Input records Start Marker

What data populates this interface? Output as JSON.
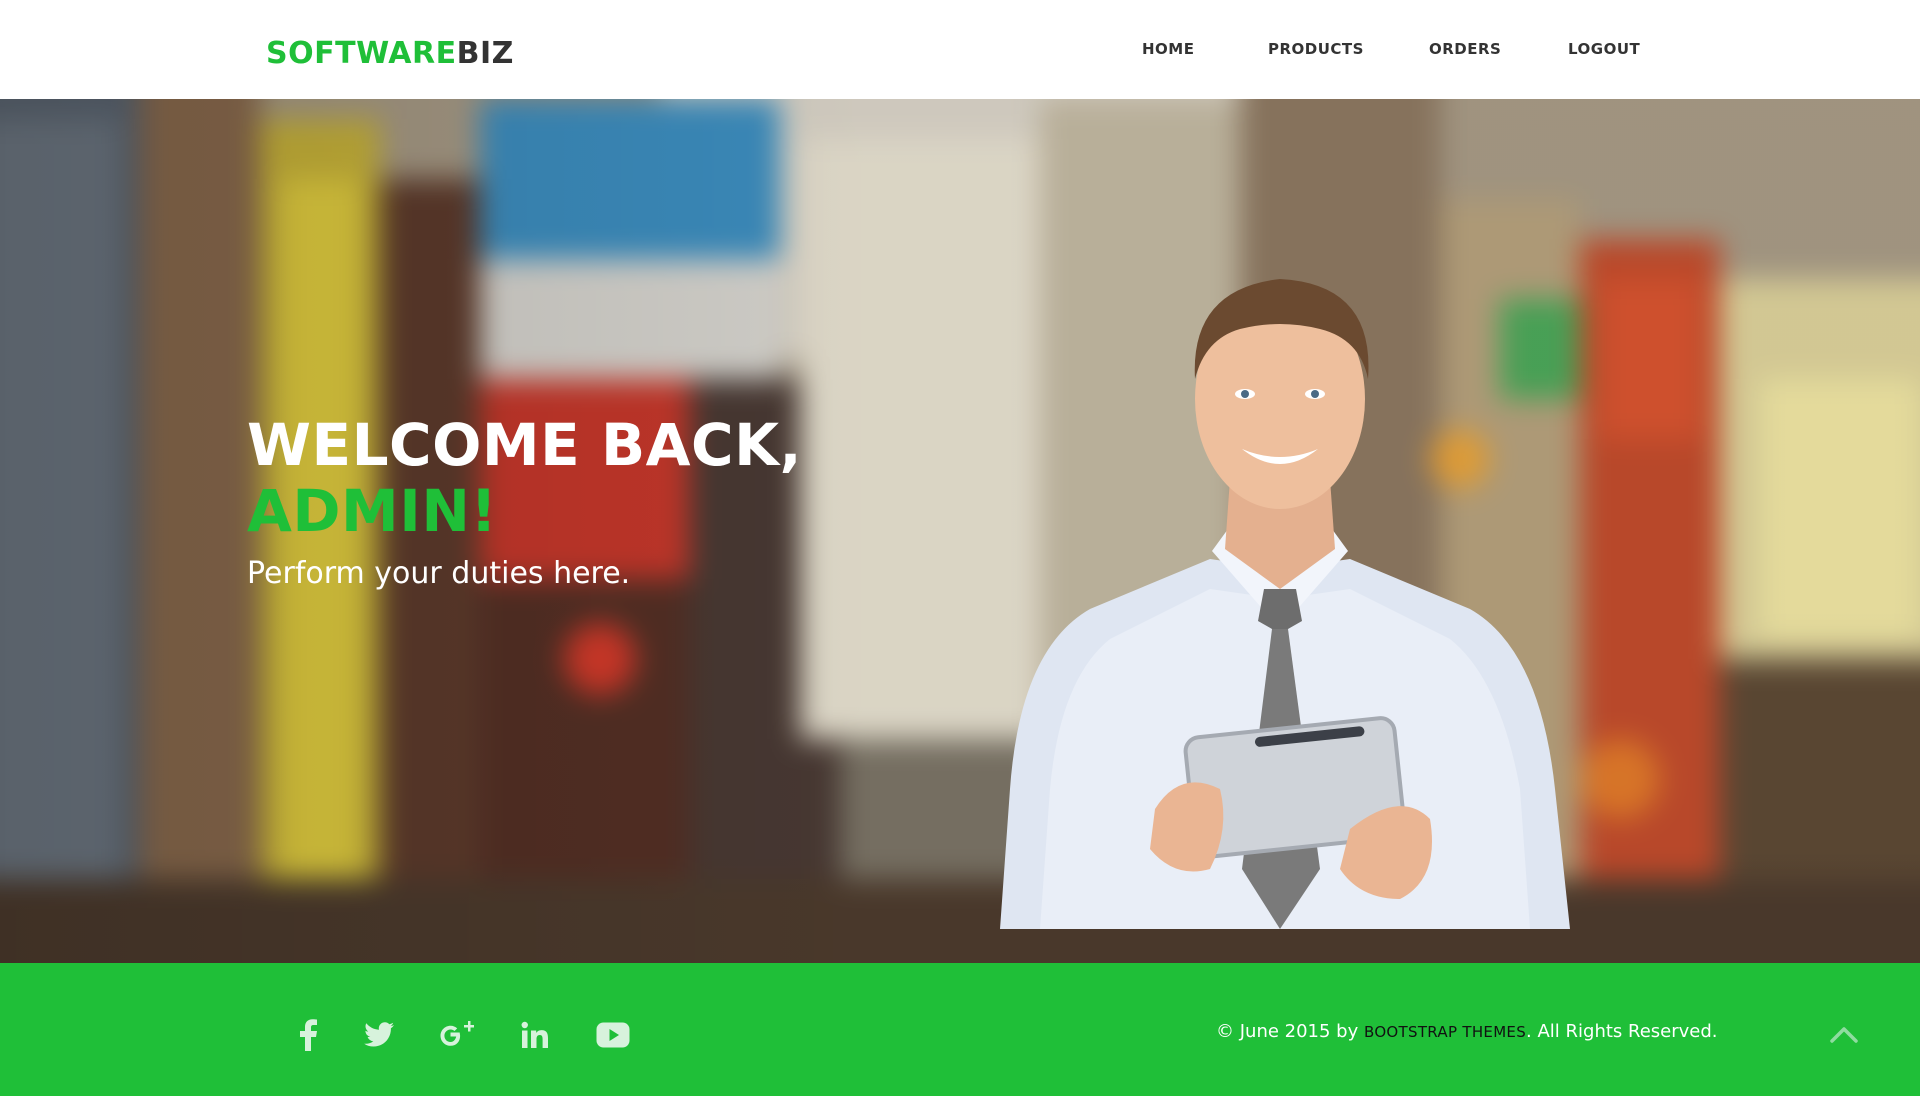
{
  "brand": {
    "name_part1": "SOFTWARE",
    "name_part2": "BIZ",
    "green": "#1fbf38",
    "dark": "#333333"
  },
  "nav": {
    "items": [
      {
        "label": "HOME"
      },
      {
        "label": "PRODUCTS"
      },
      {
        "label": "ORDERS"
      },
      {
        "label": "LOGOUT"
      }
    ]
  },
  "hero": {
    "title": "WELCOME BACK,",
    "title_highlight": "ADMIN!",
    "subtitle": "Perform your duties here."
  },
  "footer": {
    "social": [
      {
        "icon": "facebook-icon"
      },
      {
        "icon": "twitter-icon"
      },
      {
        "icon": "google-plus-icon"
      },
      {
        "icon": "linkedin-icon"
      },
      {
        "icon": "youtube-icon"
      }
    ],
    "copyright_prefix": "© June 2015 by",
    "copyright_link": "BOOTSTRAP THEMES",
    "copyright_suffix": ". All Rights Reserved.",
    "background": "#1fbf38",
    "scroll_top_icon": "chevron-up-icon"
  }
}
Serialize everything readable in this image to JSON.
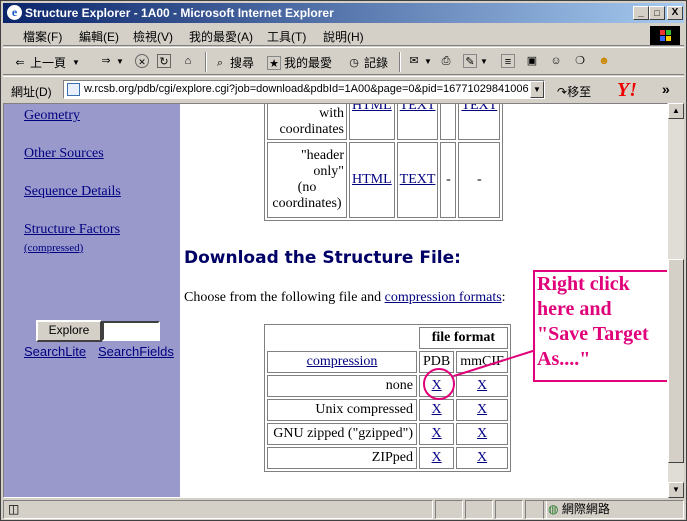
{
  "window": {
    "title": "Structure Explorer - 1A00 - Microsoft Internet Explorer",
    "minimize": "_",
    "maximize": "□",
    "close": "X"
  },
  "menu": [
    "檔案(F)",
    "編輯(E)",
    "檢視(V)",
    "我的最愛(A)",
    "工具(T)",
    "說明(H)"
  ],
  "toolbar": {
    "back_label": "上一頁",
    "search_label": "搜尋",
    "favorites_label": "我的最愛",
    "history_label": "記錄"
  },
  "address": {
    "label": "網址(D)",
    "url": "w.rcsb.org/pdb/cgi/explore.cgi?job=download&pdbId=1A00&page=0&pid=16771029841006",
    "go_label": "移至",
    "more": "»"
  },
  "sidebar": {
    "links": [
      "Geometry",
      "Other Sources",
      "Sequence Details",
      "Structure Factors"
    ],
    "compressed_label": "(compressed)",
    "explore_button": "Explore",
    "search_lite": "SearchLite",
    "search_fields": "SearchFields"
  },
  "top_table": {
    "row1": {
      "label_line1": "with",
      "label_line2": "coordinates",
      "html": "HTML",
      "text": "TEXT",
      "dash": "",
      "text2": "TEXT"
    },
    "row2": {
      "label_lines": [
        "\"header",
        "only\"",
        "(no",
        "coordinates)"
      ],
      "html": "HTML",
      "text": "TEXT",
      "dash1": "-",
      "dash2": "-"
    }
  },
  "download": {
    "heading": "Download the Structure File:",
    "choose_text": "Choose from the following file and ",
    "formats_link": "compression formats",
    "colon": ":",
    "table": {
      "file_format": "file format",
      "compression": "compression",
      "pdb": "PDB",
      "mmcif": "mmCIF",
      "rows": [
        {
          "label": "none",
          "pdb": "X",
          "mmcif": "X"
        },
        {
          "label": "Unix compressed",
          "pdb": "X",
          "mmcif": "X"
        },
        {
          "label": "GNU zipped (\"gzipped\")",
          "pdb": "X",
          "mmcif": "X"
        },
        {
          "label": "ZIPped",
          "pdb": "X",
          "mmcif": "X"
        }
      ]
    }
  },
  "callout": {
    "lines": [
      "Right click",
      "here and",
      "\"Save Target",
      "As....\""
    ],
    "color": "#e0007a"
  },
  "status": {
    "zone": "網際網路"
  }
}
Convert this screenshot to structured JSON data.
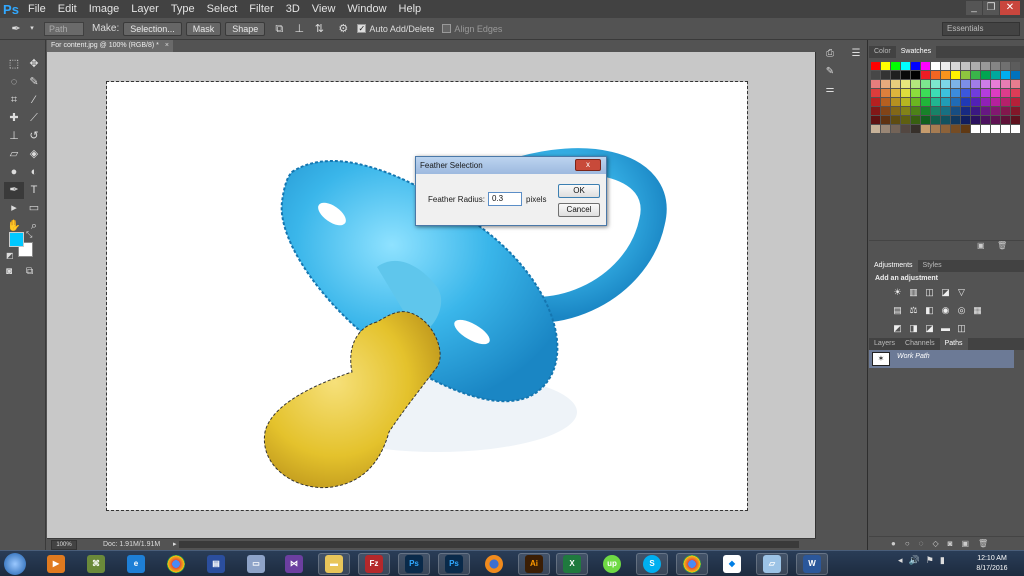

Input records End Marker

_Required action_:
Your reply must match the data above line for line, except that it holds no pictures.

_Exercise result_:
What data populates this interface? Output as JSON.
{
  "brand": {
    "name_part1": "SOFTWARE",
    "name_part2": "BIZ",
    "green": "#1fbf38",
    "dark": "#333333"
  },
  "nav": {
    "items": [
      {
        "label": "HOME"
      },
      {
        "label": "PRODUCTS"
      },
      {
        "label": "ORDERS"
      },
      {
        "label": "LOGOUT"
      }
    ]
  },
  "hero": {
    "title": "WELCOME BACK,",
    "title_highlight": "ADMIN!",
    "subtitle": "Perform your duties here."
  },
  "footer": {
    "social": [
      {
        "icon": "facebook-icon"
      },
      {
        "icon": "twitter-icon"
      },
      {
        "icon": "google-plus-icon"
      },
      {
        "icon": "linkedin-icon"
      },
      {
        "icon": "youtube-icon"
      }
    ],
    "copyright_prefix": "© June 2015 by",
    "copyright_link": "BOOTSTRAP THEMES",
    "copyright_suffix": ". All Rights Reserved.",
    "background": "#1fbf38",
    "scroll_top_icon": "chevron-up-icon"
  }
}
Serialize everything readable in this image to JSON.
{
  "window": {
    "title": "Structure Explorer - 1A00 - Microsoft Internet Explorer",
    "minimize": "_",
    "maximize": "□",
    "close": "X"
  },
  "menu": [
    "檔案(F)",
    "編輯(E)",
    "檢視(V)",
    "我的最愛(A)",
    "工具(T)",
    "說明(H)"
  ],
  "toolbar": {
    "back_label": "上一頁",
    "search_label": "搜尋",
    "favorites_label": "我的最愛",
    "history_label": "記錄"
  },
  "address": {
    "label": "網址(D)",
    "url": "w.rcsb.org/pdb/cgi/explore.cgi?job=download&pdbId=1A00&page=0&pid=16771029841006",
    "go_label": "移至",
    "more": "»"
  },
  "sidebar": {
    "links": [
      "Geometry",
      "Other Sources",
      "Sequence Details",
      "Structure Factors"
    ],
    "compressed_label": "(compressed)",
    "explore_button": "Explore",
    "search_lite": "SearchLite",
    "search_fields": "SearchFields"
  },
  "top_table": {
    "row1": {
      "label_line1": "with",
      "label_line2": "coordinates",
      "html": "HTML",
      "text": "TEXT",
      "dash": "",
      "text2": "TEXT"
    },
    "row2": {
      "label_lines": [
        "\"header",
        "only\"",
        "(no",
        "coordinates)"
      ],
      "html": "HTML",
      "text": "TEXT",
      "dash1": "-",
      "dash2": "-"
    }
  },
  "download": {
    "heading": "Download the Structure File:",
    "choose_text": "Choose from the following file and ",
    "formats_link": "compression formats",
    "colon": ":",
    "table": {
      "file_format": "file format",
      "compression": "compression",
      "pdb": "PDB",
      "mmcif": "mmCIF",
      "rows": [
        {
          "label": "none",
          "pdb": "X",
          "mmcif": "X"
        },
        {
          "label": "Unix compressed",
          "pdb": "X",
          "mmcif": "X"
        },
        {
          "label": "GNU zipped (\"gzipped\")",
          "pdb": "X",
          "mmcif": "X"
        },
        {
          "label": "ZIPped",
          "pdb": "X",
          "mmcif": "X"
        }
      ]
    }
  },
  "callout": {
    "lines": [
      "Right click",
      "here and",
      "\"Save Target",
      "As....\""
    ],
    "color": "#e0007a"
  },
  "status": {
    "zone": "網際網路"
  }
}
Convert this screenshot to structured JSON data.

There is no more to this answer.